4. Fused with microcosmic salt on a loop of platinum wire in the non-luminous gas flame, solution does not take place, but the silica floats about on the bead undissolved.
104. The remaining six acids of this group are preci. pitated or decomposed by one or other of the group reagents for bases, and are therefore precipitated in the course of examination for bases, or expelled on the addition of HCl. The action of the base groupreagents is as follows :
H2SO3 decomposed by HCl, with evolution of
SO, and separation of S.
an iodide and separation of S.
The following are additional tests for these acids :105. SULPHUROUS ACID. H,SO3, C.W. 82.
1. BaCl, produces a white precipitate of BaSO3, soluble in HCl. This solution, on addition of chlorine water, yields a white precipitate of BaSO4, the sulphite being oxidized to sulphate.
2. AgNO, produces a white precipitate of Ag2SO2, which darkens on heating, from precipitation of Ag.
3. Added to a mixture of zinc and HCl, H,S is produced and recognized by its smell and blackening action on paper moistened with solution of a lead salt.
4. H S decomposes free H2SO, with separation of sulphur.
106. HYPOSULPHUROUS ACID. H2S2O3, C.W. 114.
1. BaCl, produces a white precipitate of BaS203, soluble in HCl, with formation of sulphur as a yellow precipitate.
2. HCl or H2SO4 produces no immediate precipitate, but on standing a short time sulphur is precipitated (yellow), and simultaneously SO, is evolved.
3. AgNO3 produces a white precipitate of Ag2S203, which rapidly darkens in colour and becomes ultimately black from formation of Ag,S. These changes are hastened by heat.
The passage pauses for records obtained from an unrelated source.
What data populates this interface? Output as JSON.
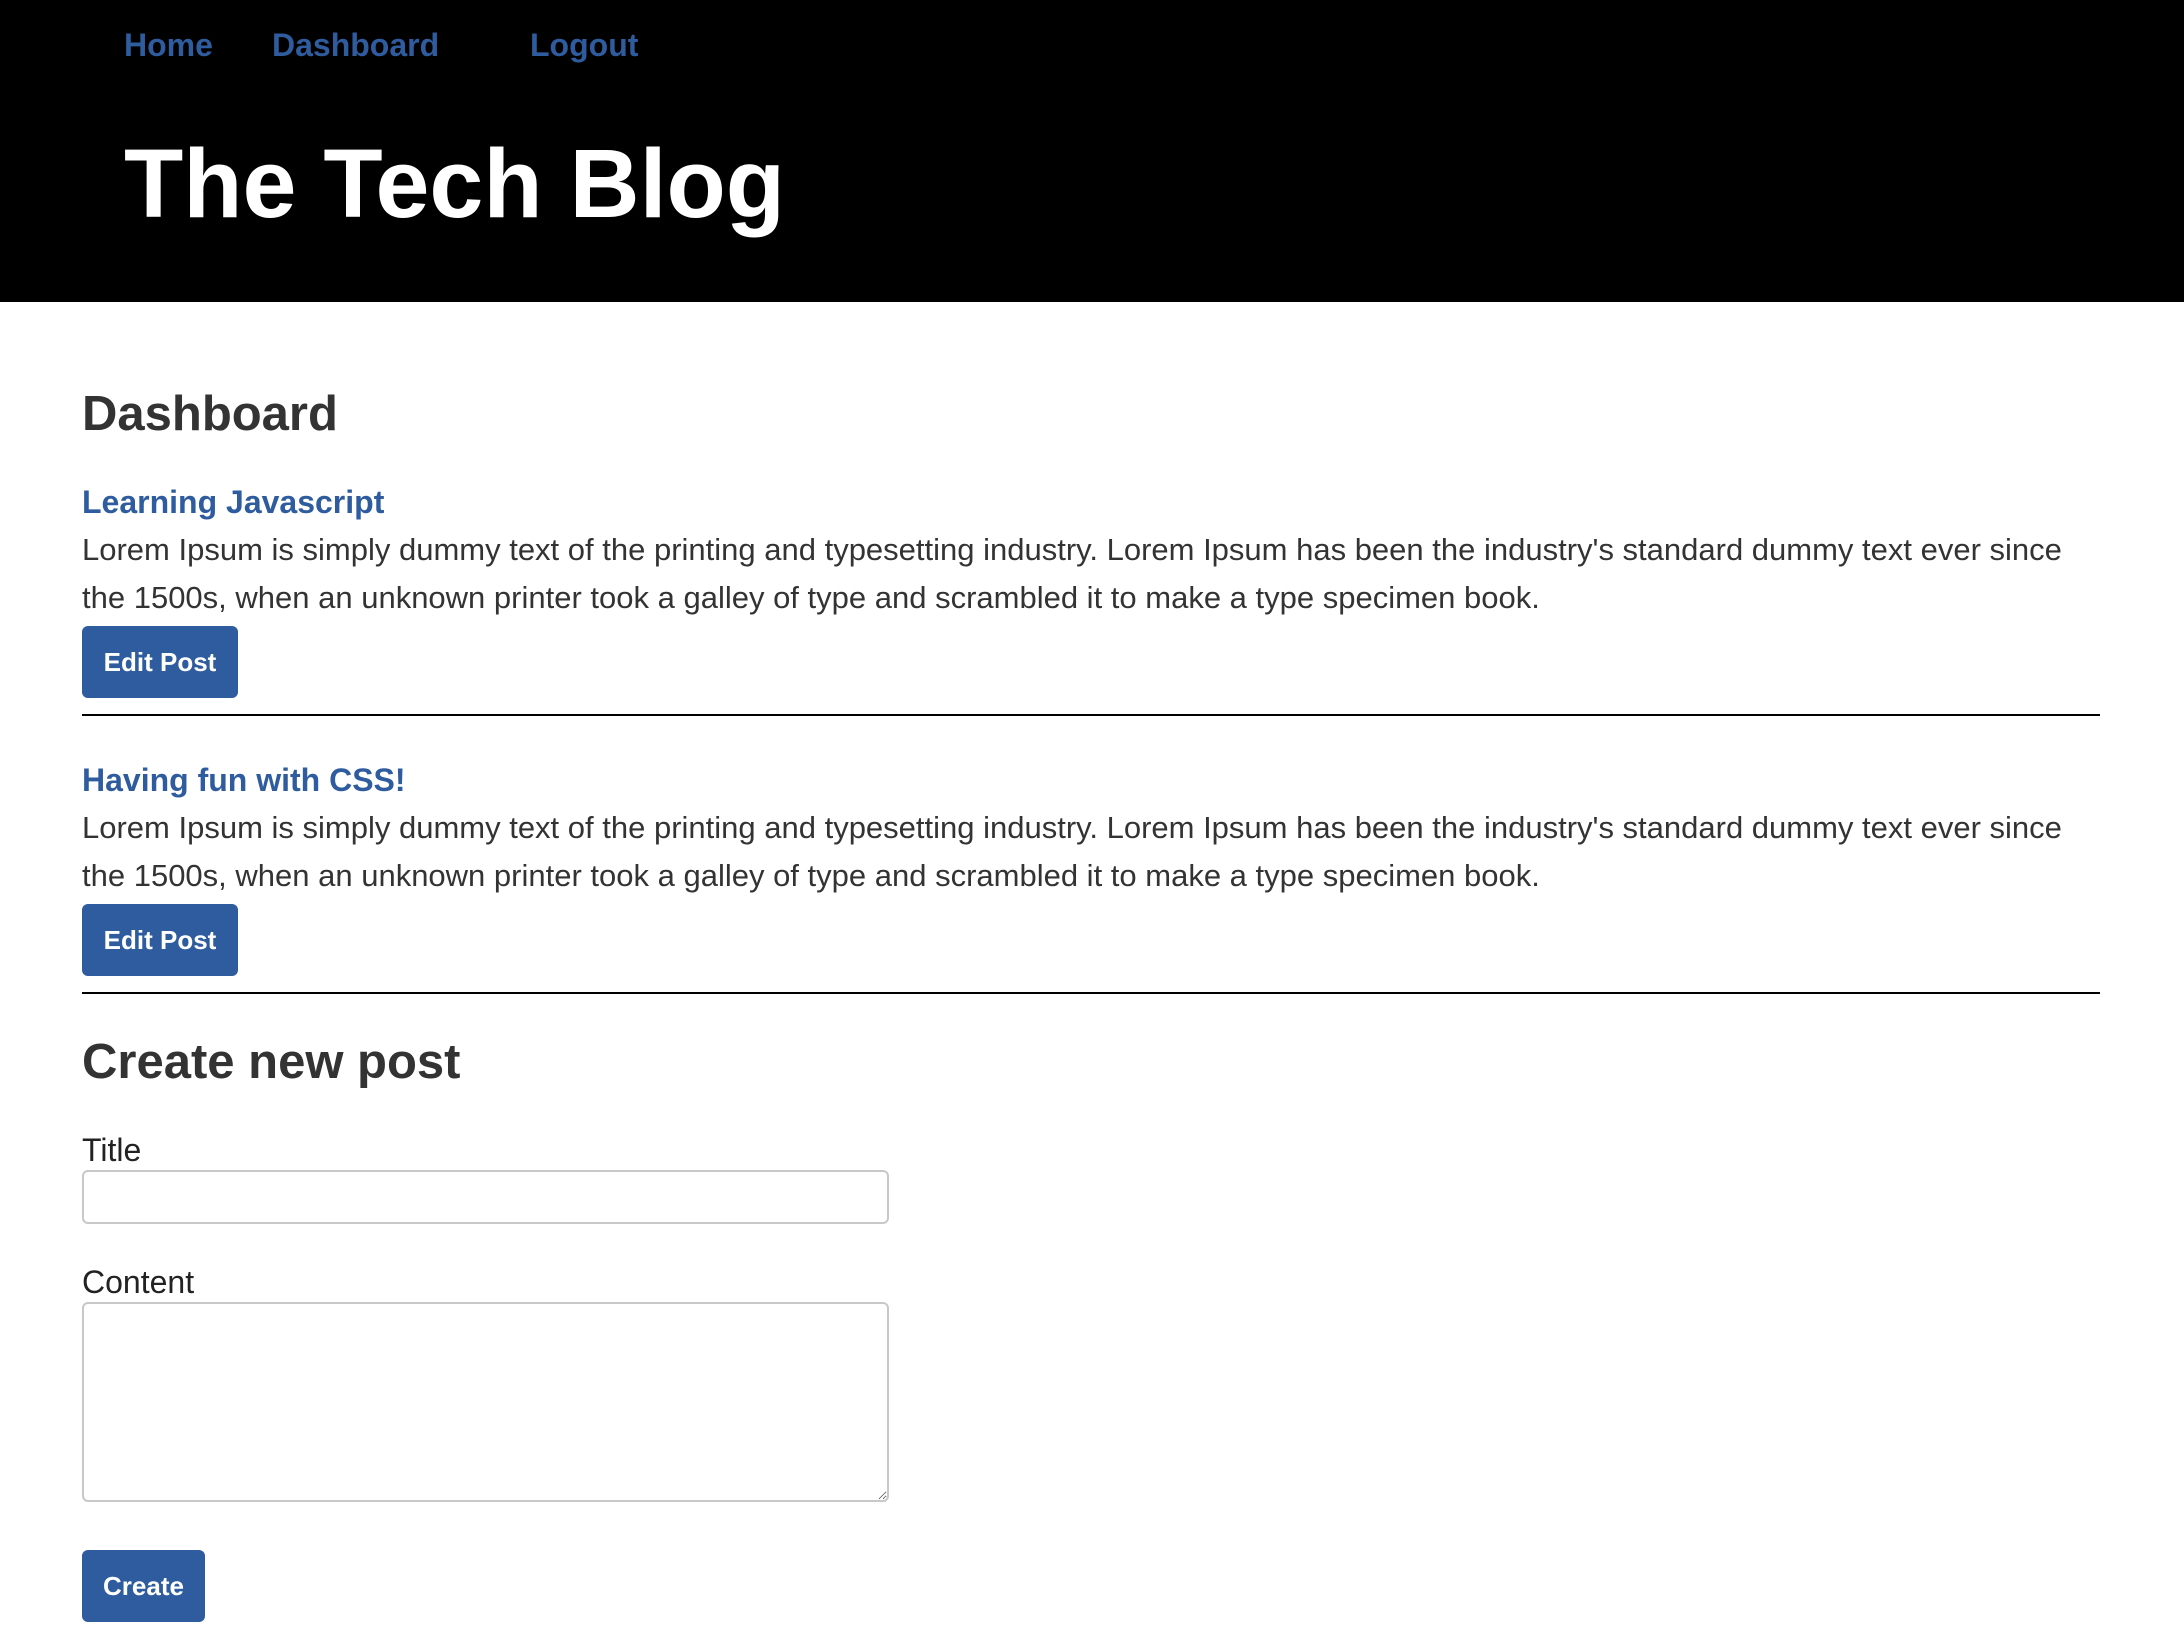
{
  "nav": {
    "home": "Home",
    "dashboard": "Dashboard",
    "logout": "Logout"
  },
  "site": {
    "title": "The Tech Blog"
  },
  "page": {
    "heading": "Dashboard"
  },
  "posts": [
    {
      "title": "Learning Javascript",
      "body": "Lorem Ipsum is simply dummy text of the printing and typesetting industry. Lorem Ipsum has been the industry's standard dummy text ever since the 1500s, when an unknown printer took a galley of type and scrambled it to make a type specimen book.",
      "edit_label": "Edit Post"
    },
    {
      "title": "Having fun with CSS!",
      "body": "Lorem Ipsum is simply dummy text of the printing and typesetting industry. Lorem Ipsum has been the industry's standard dummy text ever since the 1500s, when an unknown printer took a galley of type and scrambled it to make a type specimen book.",
      "edit_label": "Edit Post"
    }
  ],
  "form": {
    "heading": "Create new post",
    "title_label": "Title",
    "title_value": "",
    "content_label": "Content",
    "content_value": "",
    "submit_label": "Create"
  },
  "colors": {
    "header_bg": "#000000",
    "link": "#2e5c9e",
    "button_bg": "#2e5c9e",
    "text": "#333333"
  }
}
4. Fe,Cl. produces a reddish coloration, but on heating it is decolorized, the ferric being reduced to ferrous chloride.
107. ARSENIOUS ACID. HzAsO3, C.W 126.
1. AgNO, produces in neutral solutions a yellow precipitate of AgzAsO3, soluble in (NH)HO. If no precipitate appear at first owing to the solution not being neutral, add a few drops of a very dilute solution of (NH)HO until it appears. (See 75, 2.)
2. MgSO, + NH4Cl + (NH)HO produce no precipitate.
(See also reactions for Arsenic, 75.)
108. ARSENIC ACID. H,AsO4, C.W. 142.
1. AgNO, produces in neutral solutions a light brown precipitate of AgzAsOy. If necessary, add very dilute ammonia, as in the preceding case.
2. MgSO4 + NH4Cl + (NH)HO produce a white precipitate of MgNH AsOf.
(See also reactions for Arsenic, 75.)
109. IODIC ACID. HIO3, C.W. 176.
1. BaCl, produces a white precipitate of Ba(103)2, soluble in HNO3.
2. AgNO3 produces a white crystalline precipitate of Ag103, readily soluble in (NH)HO, but sparingly soluble in HNO3.
3. SO, produces at first a precipitate of I, which is converted into HI on addition of excess of the re-agent.
4. On heating, iodates are decomposed, oxygen being evolved, and in some cases iodine is also given off in violet vapours.
110. CHROMIC ACID. H,CrO4, C.W. 118.2.
I. BaCl, produces a yellow precipitate of BaCrO4, soluble in HCl and HNO3, but insoluble in acetic acid.